I’ve got a Big Moon gig planned in October hopefully it doesn’t get cancelled or rescheduled to next year. I’m planning to take one of my friends to a gig, she’s recently got hooked onto their music so it’s the perfect opportunity to see them live.
Immediately after lockdown though, it will be reconnecting with my mates. Facetime works, but it doesn’t- y’know.
I imagine there’s a lot of pent up energy without the gigs, what are your dreams once shows are back in full swing?
My dream is to capture the emerging musicians in Newcastle.
I haven’t had the opportunity yet to go to local bands gigs, COVID-19 has stopped me from doing that I’ve basically just started gig photography and when everything was getting in to swing of things this shit storm came and stopped it all.
I had a few lined up that I was planning to go to but it’s not happening now.

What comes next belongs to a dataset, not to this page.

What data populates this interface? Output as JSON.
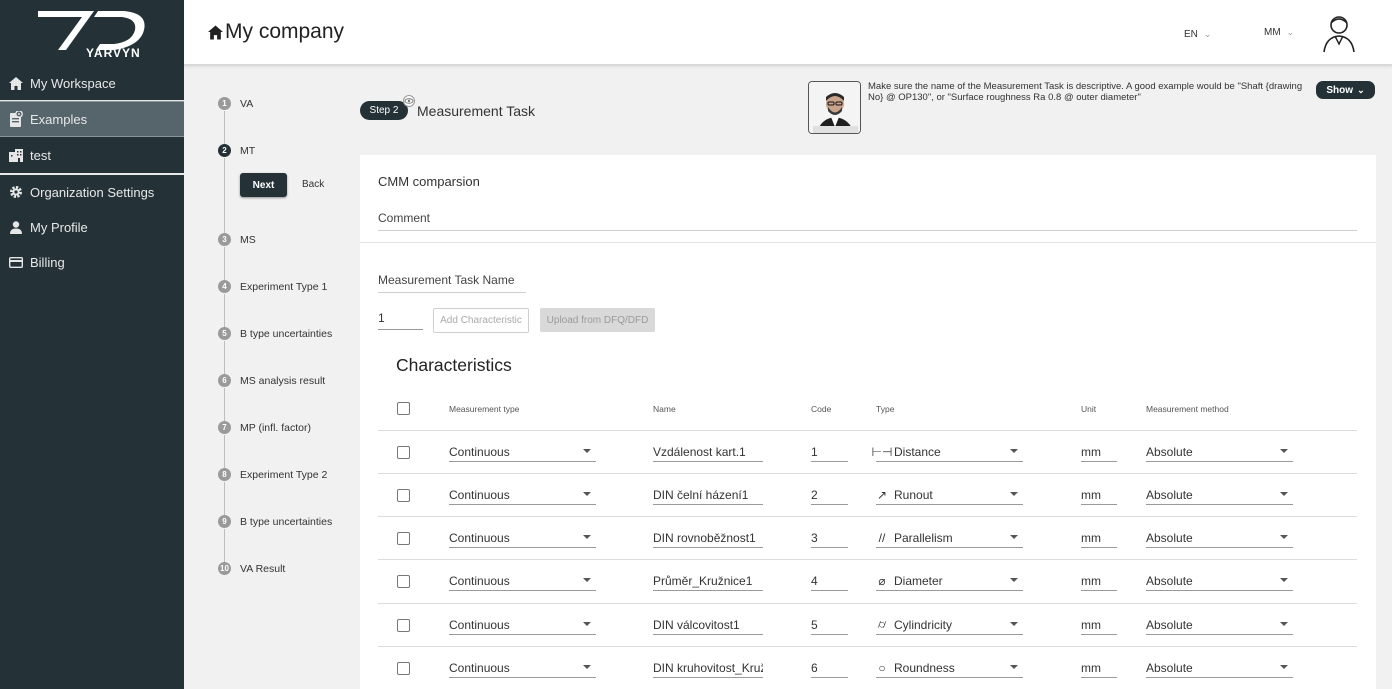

I honestly can’t wait to get into the photo pit and take photos again, but definitely, my main aim is to take photos for local bands and writing concert reviews again, I’ve written three and I’m keen to start it up again.
What have I not asked you that you think is really important when it comes to gig photography?
As I said previously is still very earlier days for me and I kinda jumped into not knowing where I’d go and where it would take me. The people I’ve talked to/met is crazy to me because I didn’t think anything like that would happen to me, my expectations are very low when it comes down to stuff like that.
I think-just keep going to gigs and shooting gigs and try and be involved with it as much as you can to build a presence in the community of various types of photographers and supporting photographers work, you’ll get nowhere in this industry if you’re not dedicated to it, but If your heart is in it and you’re passionate about it you’ll see results.